As part of the 501(c)(3) statute, not-for-profit healthcare organizations have some limitations on their ability to lobby or advocate for healthcare reforms. Advocacy and lobbying cannot be a substantial part of their activities or they risk losing their nonprofit status.
Examples of Not-For-Profit Healthcare Organizations
Some not-for-profit organizations are advocacy organizations, and some are hospitals or organizations that employ physicians.
The following not-for-profit healthcare organizations list will give you an idea of some of the leading not-for-profit healthcare organizations in the country:
- American Heart Association
- Doctors Without Borders
- Kaiser Permanente
- CommonSpirit Health
- Providence St. Joseph Health
- University of Pittsburgh Medical Center
- Trinity Health
A simple online search will yield hundreds of other not-for-profit healthcare organization examples.
Leveraging Governance Technology to Enhance Board Efficiency
While there are pros and cons to the quality of healthcare between for-profit and not-for-profit healthcare organizations, efficiency is something both types of entities hold dear. Technology can improve your board’s efficiency on multiple fronts. Not using governance technology could cost your board time, energy, and money.
To learn more about how technology can enhance your board meetings, read “How Governance Technology Can Increase Efficiency for Your Healthcare Board”.
Imagine how much more your not-for-profit healthcare organization could achieve if you could:
- Access board materials in a secure online board management system any time you want
- Create board books with ample time for board members to review the agenda and supporting documents
- Ensure board members have the most recent updates
- Share an online calendar
- Route updated information on time-sensitive matters
- Significantly reduce time and printing costs in creating board books

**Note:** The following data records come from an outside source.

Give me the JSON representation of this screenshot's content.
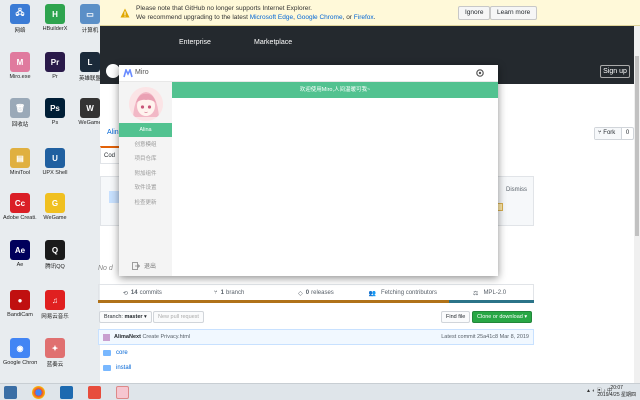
{
  "desktop": {
    "icons": [
      {
        "label": "网络",
        "glyph": "🖧",
        "color": "#3a7bd5"
      },
      {
        "label": "HBuilderX",
        "glyph": "H",
        "color": "#2ea44f"
      },
      {
        "label": "计算机",
        "glyph": "▭",
        "color": "#5b8fc7"
      },
      {
        "label": "Miro.exe",
        "glyph": "M",
        "color": "#e07a9e"
      },
      {
        "label": "Pr",
        "glyph": "Pr",
        "color": "#2a1a4a"
      },
      {
        "label": "英雄联盟",
        "glyph": "L",
        "color": "#1b2a3a"
      },
      {
        "label": "回收站",
        "glyph": "🗑",
        "color": "#9aa9b8"
      },
      {
        "label": "Ps",
        "glyph": "Ps",
        "color": "#001e36"
      },
      {
        "label": "WeGame",
        "glyph": "W",
        "color": "#333"
      },
      {
        "label": "MiniTool",
        "glyph": "▤",
        "color": "#e0b040"
      },
      {
        "label": "UPX Shell",
        "glyph": "U",
        "color": "#2060a0"
      },
      {
        "label": "Adobe Creati...",
        "glyph": "Cc",
        "color": "#da1f26"
      },
      {
        "label": "WeGame",
        "glyph": "G",
        "color": "#f0c020"
      },
      {
        "label": "Ae",
        "glyph": "Ae",
        "color": "#00005b"
      },
      {
        "label": "腾讯QQ",
        "glyph": "Q",
        "color": "#1a1a1a"
      },
      {
        "label": "BandiCam",
        "glyph": "●",
        "color": "#c01010"
      },
      {
        "label": "网易云音乐",
        "glyph": "♫",
        "color": "#e02020"
      },
      {
        "label": "Google Chrome",
        "glyph": "◉",
        "color": "#4285f4"
      },
      {
        "label": "蓝奏云",
        "glyph": "✦",
        "color": "#e07070"
      }
    ]
  },
  "ie_bar": {
    "line1": "Please note that GitHub no longer supports Internet Explorer.",
    "line2_prefix": "We recommend upgrading to the latest ",
    "link_edge": "Microsoft Edge",
    "sep1": ", ",
    "link_chrome": "Google Chrome",
    "sep2": ", or ",
    "link_firefox": "Firefox",
    "end": ".",
    "ignore_label": "Ignore",
    "learn_label": "Learn more"
  },
  "github": {
    "nav": [
      "Enterprise",
      "Marketplace"
    ],
    "signup_label": "Sign up",
    "fork_label": "Fork",
    "fork_count": "0",
    "repo_frag": "Alin",
    "code_tab": "Cod",
    "dismiss": "Dismiss",
    "no_desc": "No d",
    "stats": [
      {
        "icon": "⟲",
        "value": "14",
        "label": "commits"
      },
      {
        "icon": "⑂",
        "value": "1",
        "label": "branch"
      },
      {
        "icon": "◇",
        "value": "0",
        "label": "releases"
      },
      {
        "icon": "👥",
        "value": "",
        "label": "Fetching contributors"
      },
      {
        "icon": "⚖",
        "value": "",
        "label": "MPL-2.0"
      }
    ],
    "branch_label": "Branch: ",
    "branch_name": "master",
    "new_pr_label": "New pull request",
    "find_file_label": "Find file",
    "clone_label": "Clone or download",
    "commit_author": "AlimaNext",
    "commit_msg": "Create Privacy.html",
    "latest_commit": "Latest commit 25a41c8 Mar 8, 2019",
    "files": [
      "core",
      "install"
    ]
  },
  "miro": {
    "title": "Miro",
    "banner": "欢迎使用Miro,人间温暖可我~",
    "menu": [
      "Alina",
      "创意模组",
      "项目仓库",
      "附加组件",
      "软件设置",
      "检查更新"
    ],
    "exit_label": "退出"
  },
  "taskbar": {
    "tray_text": "▲ ◐ ▣ ♪ 中",
    "time": "20:07",
    "date": "2019/4/25 星期四"
  }
}
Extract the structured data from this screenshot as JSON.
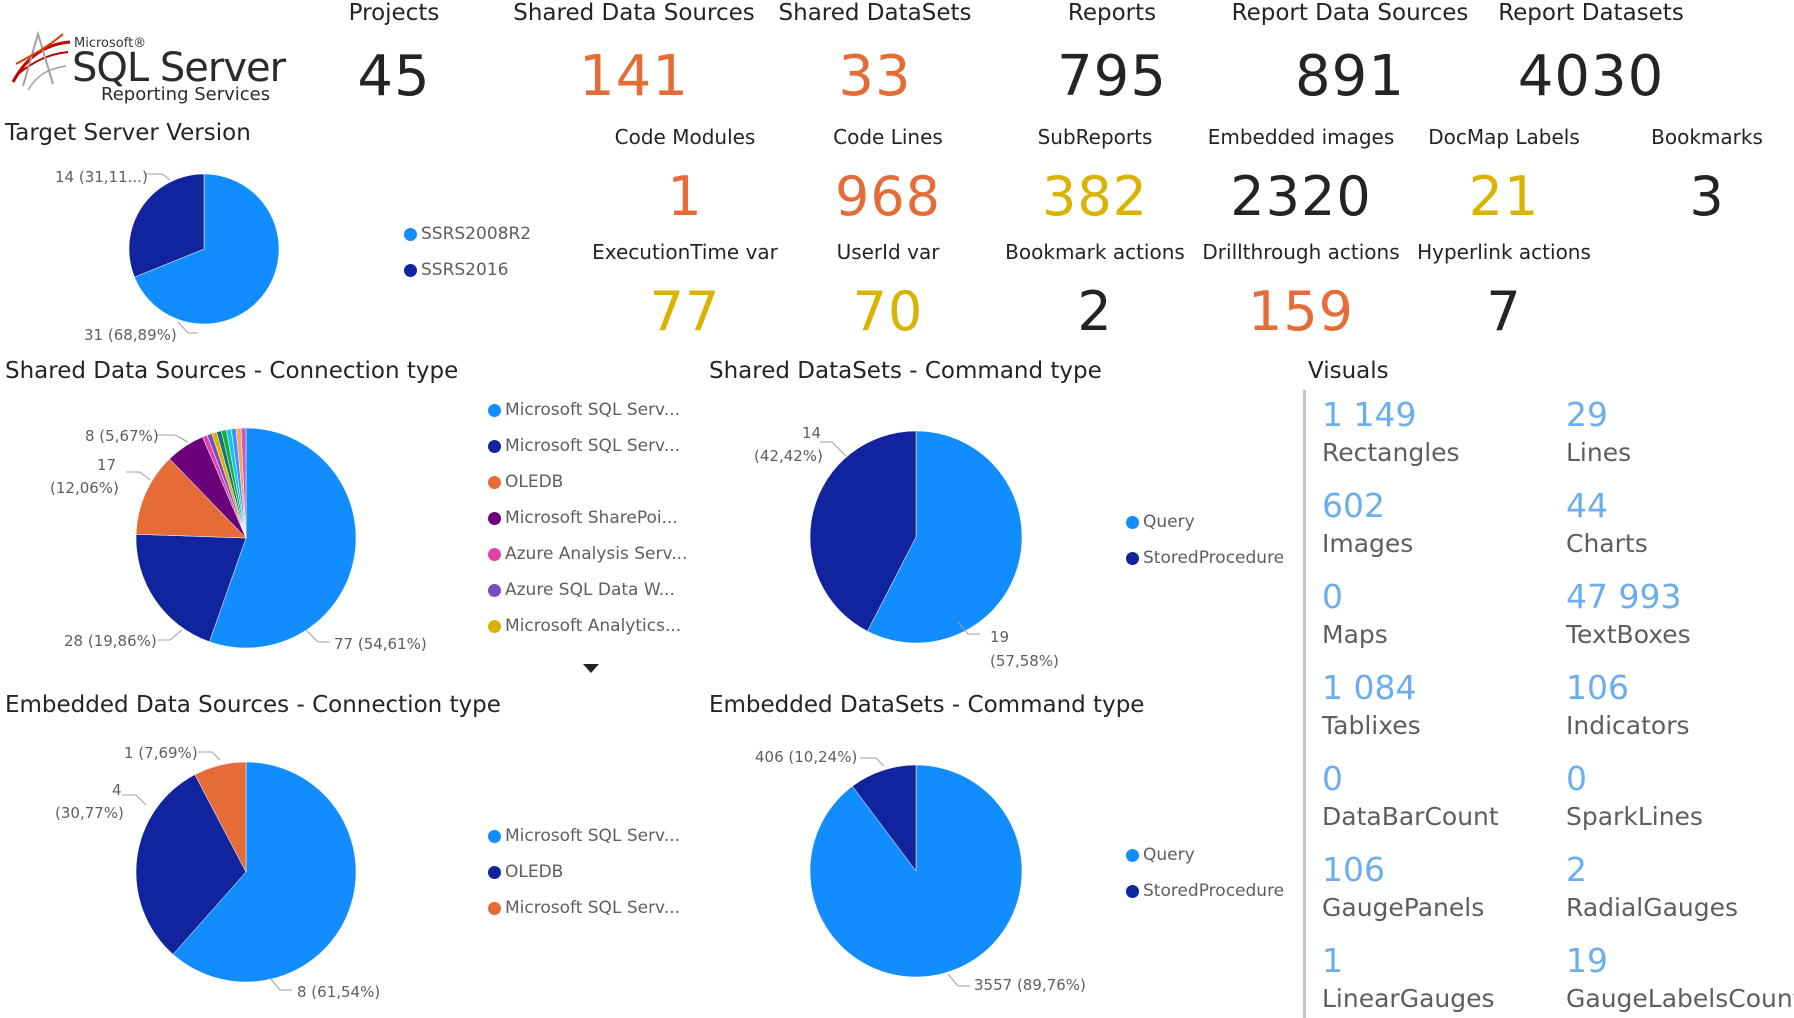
{
  "logo": {
    "microsoft": "Microsoft®",
    "sql_server": "SQL Server",
    "reporting_services": "Reporting Services"
  },
  "kpis": {
    "projects": {
      "label": "Projects",
      "value": "45",
      "color": "#252423"
    },
    "shared_data_sources": {
      "label": "Shared Data Sources",
      "value": "141",
      "color": "#e66c37"
    },
    "shared_datasets": {
      "label": "Shared DataSets",
      "value": "33",
      "color": "#e66c37"
    },
    "reports": {
      "label": "Reports",
      "value": "795",
      "color": "#252423"
    },
    "report_data_sources": {
      "label": "Report Data Sources",
      "value": "891",
      "color": "#252423"
    },
    "report_datasets": {
      "label": "Report Datasets",
      "value": "4030",
      "color": "#252423"
    },
    "code_modules": {
      "label": "Code Modules",
      "value": "1",
      "color": "#e66c37"
    },
    "code_lines": {
      "label": "Code Lines",
      "value": "968",
      "color": "#e66c37"
    },
    "subreports": {
      "label": "SubReports",
      "value": "382",
      "color": "#d9b300"
    },
    "embedded_images": {
      "label": "Embedded images",
      "value": "2320",
      "color": "#252423"
    },
    "docmap_labels": {
      "label": "DocMap Labels",
      "value": "21",
      "color": "#d9b300"
    },
    "bookmarks": {
      "label": "Bookmarks",
      "value": "3",
      "color": "#252423"
    },
    "executiontime_var": {
      "label": "ExecutionTime var",
      "value": "77",
      "color": "#d9b300"
    },
    "userid_var": {
      "label": "UserId var",
      "value": "70",
      "color": "#d9b300"
    },
    "bookmark_actions": {
      "label": "Bookmark actions",
      "value": "2",
      "color": "#252423"
    },
    "drillthrough_actions": {
      "label": "Drillthrough actions",
      "value": "159",
      "color": "#e66c37"
    },
    "hyperlink_actions": {
      "label": "Hyperlink actions",
      "value": "7",
      "color": "#252423"
    }
  },
  "sections": {
    "target_server_version": "Target Server Version",
    "shared_ds_conn": "Shared Data Sources - Connection type",
    "shared_dsets_cmd": "Shared DataSets - Command type",
    "embedded_ds_conn": "Embedded Data Sources - Connection type",
    "embedded_dsets_cmd": "Embedded DataSets - Command type",
    "visuals": "Visuals"
  },
  "legends": {
    "tsv": [
      {
        "label": "SSRS2008R2",
        "color": "#118dff"
      },
      {
        "label": "SSRS2016",
        "color": "#12239e"
      }
    ],
    "shared_ds": [
      {
        "label": "Microsoft SQL Serv...",
        "color": "#118dff"
      },
      {
        "label": "Microsoft SQL Serv...",
        "color": "#12239e"
      },
      {
        "label": "OLEDB",
        "color": "#e66c37"
      },
      {
        "label": "Microsoft SharePoi...",
        "color": "#6b007b"
      },
      {
        "label": "Azure Analysis Serv...",
        "color": "#e044a7"
      },
      {
        "label": "Azure SQL Data W...",
        "color": "#744ec2"
      },
      {
        "label": "Microsoft Analytics...",
        "color": "#d9b300"
      }
    ],
    "shared_dsets": [
      {
        "label": "Query",
        "color": "#118dff"
      },
      {
        "label": "StoredProcedure",
        "color": "#12239e"
      }
    ],
    "embedded_ds": [
      {
        "label": "Microsoft SQL Serv...",
        "color": "#118dff"
      },
      {
        "label": "OLEDB",
        "color": "#12239e"
      },
      {
        "label": "Microsoft SQL Serv...",
        "color": "#e66c37"
      }
    ],
    "embedded_dsets": [
      {
        "label": "Query",
        "color": "#118dff"
      },
      {
        "label": "StoredProcedure",
        "color": "#12239e"
      }
    ]
  },
  "pie_labels": {
    "tsv_a": "14 (31,11...)",
    "tsv_b": "31 (68,89%)",
    "sds_a": "8 (5,67%)",
    "sds_b1": "17",
    "sds_b2": "(12,06%)",
    "sds_c": "28 (19,86%)",
    "sds_d": "77 (54,61%)",
    "sdset_a1": "14",
    "sdset_a2": "(42,42%)",
    "sdset_b1": "19",
    "sdset_b2": "(57,58%)",
    "eds_a": "1 (7,69%)",
    "eds_b1": "4",
    "eds_b2": "(30,77%)",
    "eds_c": "8 (61,54%)",
    "edset_a": "406 (10,24%)",
    "edset_b": "3557 (89,76%)"
  },
  "chart_data": [
    {
      "type": "pie",
      "title": "Target Server Version",
      "categories": [
        "SSRS2008R2",
        "SSRS2016"
      ],
      "values": [
        31,
        14
      ],
      "colors": [
        "#118dff",
        "#12239e"
      ]
    },
    {
      "type": "pie",
      "title": "Shared Data Sources - Connection type",
      "categories": [
        "Microsoft SQL Serv...",
        "Microsoft SQL Serv...",
        "OLEDB",
        "Microsoft SharePoi...",
        "Azure Analysis Serv...",
        "Azure SQL Data W...",
        "Microsoft Analytics..."
      ],
      "values": [
        77,
        28,
        17,
        8,
        1,
        1,
        1
      ],
      "extra_small_slices": [
        1,
        1,
        1,
        1,
        1,
        1
      ],
      "colors": [
        "#118dff",
        "#12239e",
        "#e66c37",
        "#6b007b",
        "#e044a7",
        "#744ec2",
        "#d9b300"
      ],
      "extra_colors": [
        "#197278",
        "#1aab40",
        "#15c6f4",
        "#4092ff",
        "#ffa058",
        "#be5dc9"
      ]
    },
    {
      "type": "pie",
      "title": "Shared DataSets - Command type",
      "categories": [
        "Query",
        "StoredProcedure"
      ],
      "values": [
        19,
        14
      ],
      "colors": [
        "#118dff",
        "#12239e"
      ]
    },
    {
      "type": "pie",
      "title": "Embedded Data Sources - Connection type",
      "categories": [
        "Microsoft SQL Serv...",
        "OLEDB",
        "Microsoft SQL Serv..."
      ],
      "values": [
        8,
        4,
        1
      ],
      "colors": [
        "#118dff",
        "#12239e",
        "#e66c37"
      ]
    },
    {
      "type": "pie",
      "title": "Embedded DataSets - Command type",
      "categories": [
        "Query",
        "StoredProcedure"
      ],
      "values": [
        3557,
        406
      ],
      "colors": [
        "#118dff",
        "#12239e"
      ]
    }
  ],
  "visuals": [
    {
      "value": "1 149",
      "name": "Rectangles"
    },
    {
      "value": "29",
      "name": "Lines"
    },
    {
      "value": "602",
      "name": "Images"
    },
    {
      "value": "44",
      "name": "Charts"
    },
    {
      "value": "0",
      "name": "Maps"
    },
    {
      "value": "47 993",
      "name": "TextBoxes"
    },
    {
      "value": "1 084",
      "name": "Tablixes"
    },
    {
      "value": "106",
      "name": "Indicators"
    },
    {
      "value": "0",
      "name": "DataBarCount"
    },
    {
      "value": "0",
      "name": "SparkLines"
    },
    {
      "value": "106",
      "name": "GaugePanels"
    },
    {
      "value": "2",
      "name": "RadialGauges"
    },
    {
      "value": "1",
      "name": "LinearGauges"
    },
    {
      "value": "19",
      "name": "GaugeLabelsCount"
    }
  ]
}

A BoardEffect board management solution does all these things and more. With the right tools at your board’s disposal, your board can reinvest the time you previously spent on moving your nonprofit’s mission forward.
Ultimately, technology will help your not-for-profit healthcare organization provide the best in efficiency and quality of healthcare, and that’s a win-win for your board, the organization, and the people it serves.